Mass Observation Bolton Survey: Tom Harrisson’s Interview with John Bright, Unitarian Minister at Halliwell Chapel (Reel 20 Box 21C, 7 November 1937).
The main Unitarian Chapel in Bolton was – and is - Bank Street, established in 1696, the traditional place of worship of numbers of powerful mill owners, the Haslams, Pillings, Scotts and attracted progressives such as Methodist socialist leader Sarah Reddish and previously Catholic trade union leader Alice Foley. John Bright though, worked out of a new, much smaller and less prestigious chapel in Halliwell. Bright came from a working-class background, born on 9 March 1897, in Atcham in Shropshire. At first Bright aimed for ordination into the Church of England, but served two years as a private in the Great War, then trained as a Unitarian Minister at Manchester Harris College, Oxford, the college for non-conformists.
The interview took place around 10.30 at night, where Bright lived, in an annexe of the Grosvenor Hotel on Manchester Road.
Top two trouser buttons undone. Wearing a ‘come to Jesus’ collar, drinking cocoa and eating biscuits. Bright considers himself to be more intelligent than other Unitarians. Faulkner, at Bank Street, he regards as very ordinary.
Bright believes in a cycle of enlightenment and barbarism – this smacks of inevitability even astrology. Bright said he had studied astrology and spiritualism and had 2 spirit controls – an old Chinaman and a girl. They speak Chinese which he cannot understand. The job of religion is to develop group consciousness. Bright said there was no real difference between Unitarians and Congregationalists and that Unitarian magazine was ‘all balls’.
Bank Street Chapel still has a number of rich men, Percy Taylor (Lib), Pilling and Lester Hesselden, who raised most of the money for Halliwell Road Unitarian Chapel, which has a working-class congregation, 90% of whom are women, with around 40 attending.
Bright said it was ridiculous that all churches preached Christian morals every week knowing full well none of their congregation were observing them – he was looking for a ‘working morality’ but lived in a hotel annexe and didn't go about trying to meet Bolton people to find that morality. Went to bed at 5am and got up in the afternoon. Lots of evening functions at the Church – whose purpose was to raise money. THH asked what was the point of money raising. JB said to raise £255 a year for his salary. In return he gave them what they wanted from the pulpit. They wanted something comforting and often topical. He hoped the Almighty would send him inspiration but if not he used the Quaker Adult Instruction books. The congregation did not like him in a tweed suit – wanted something different. He said people were giving up the church and taking up nature worship, so he had arranged a monthly hiker and motor cyclist service 8.30 am one Sunday a month.

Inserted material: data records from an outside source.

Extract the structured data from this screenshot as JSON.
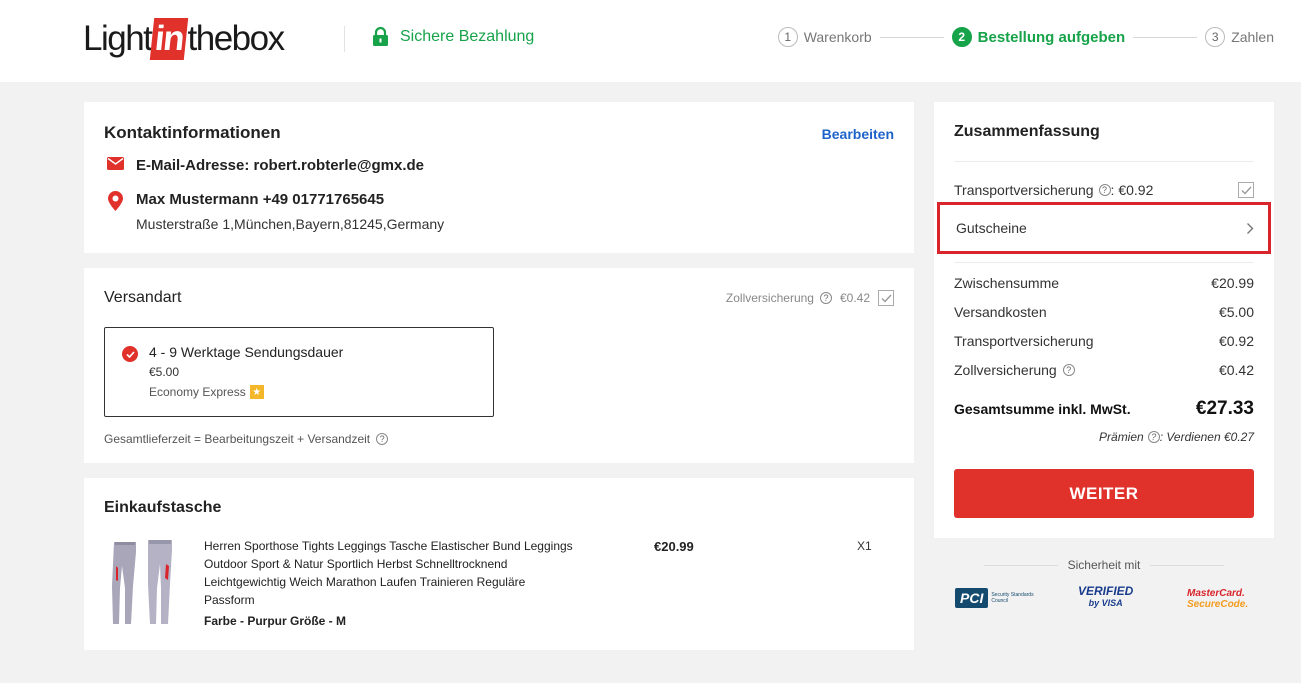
{
  "header": {
    "logo": {
      "part1": "Light",
      "part2": "in",
      "part3": "thebox"
    },
    "secure_label": "Sichere Bezahlung",
    "steps": [
      {
        "num": "1",
        "label": "Warenkorb"
      },
      {
        "num": "2",
        "label": "Bestellung aufgeben"
      },
      {
        "num": "3",
        "label": "Zahlen"
      }
    ]
  },
  "contact": {
    "title": "Kontaktinformationen",
    "edit_label": "Bearbeiten",
    "email_line": "E-Mail-Adresse: robert.robterle@gmx.de",
    "name_phone": "Max Mustermann +49 01771765645",
    "address": "Musterstraße 1,München,Bayern,81245,Germany"
  },
  "shipping": {
    "title": "Versandart",
    "customs_label": "Zollversicherung",
    "customs_price": "€0.42",
    "option": {
      "title": "4 - 9 Werktage Sendungsdauer",
      "price": "€5.00",
      "carrier": "Economy Express"
    },
    "total_time_note": "Gesamtlieferzeit = Bearbeitungszeit + Versandzeit"
  },
  "bag": {
    "title": "Einkaufstasche",
    "product": {
      "name": "Herren Sporthose Tights Leggings Tasche Elastischer Bund Leggings Outdoor Sport & Natur Sportlich Herbst Schnelltrocknend Leichtgewichtig Weich Marathon Laufen Trainieren Reguläre Passform",
      "attributes": "Farbe - Purpur  Größe - M",
      "price": "€20.99",
      "qty": "X1"
    }
  },
  "summary": {
    "title": "Zusammenfassung",
    "transport_insurance_label": "Transportversicherung",
    "transport_insurance_value": ": €0.92",
    "coupon_label": "Gutscheine",
    "lines": [
      {
        "label": "Zwischensumme",
        "value": "€20.99"
      },
      {
        "label": "Versandkosten",
        "value": "€5.00"
      },
      {
        "label": "Transportversicherung",
        "value": "€0.92"
      },
      {
        "label": "Zollversicherung",
        "value": "€0.42"
      }
    ],
    "grand_label": "Gesamtsumme inkl. MwSt.",
    "grand_value": "€27.33",
    "points_label": "Prämien",
    "points_value": ": Verdienen €0.27",
    "continue_label": "WEITER"
  },
  "security": {
    "title": "Sicherheit mit",
    "pci": "PCI",
    "pci_sub": "Security Standards Council",
    "visa_1": "VERIFIED",
    "visa_2": "by VISA",
    "mc_1": "MasterCard.",
    "mc_2": "SecureCode."
  },
  "colors": {
    "accent_red": "#e0312b",
    "green": "#17a34a",
    "link_blue": "#1e63c9"
  }
}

Swears frequently, keeps motor bike in the hall.
(The following year John Bright, aged 42, married Elsie Begg, 21, who seems to have come from a working class Halliwell family. The Brights left Bolton in late 1939. The question raised by this report is not so much about the cynicism - let alone strangeness - of Bright’s comments, but how Harrisson managed to get Bright to be so candid).
Dave Burnham for Live from Worktown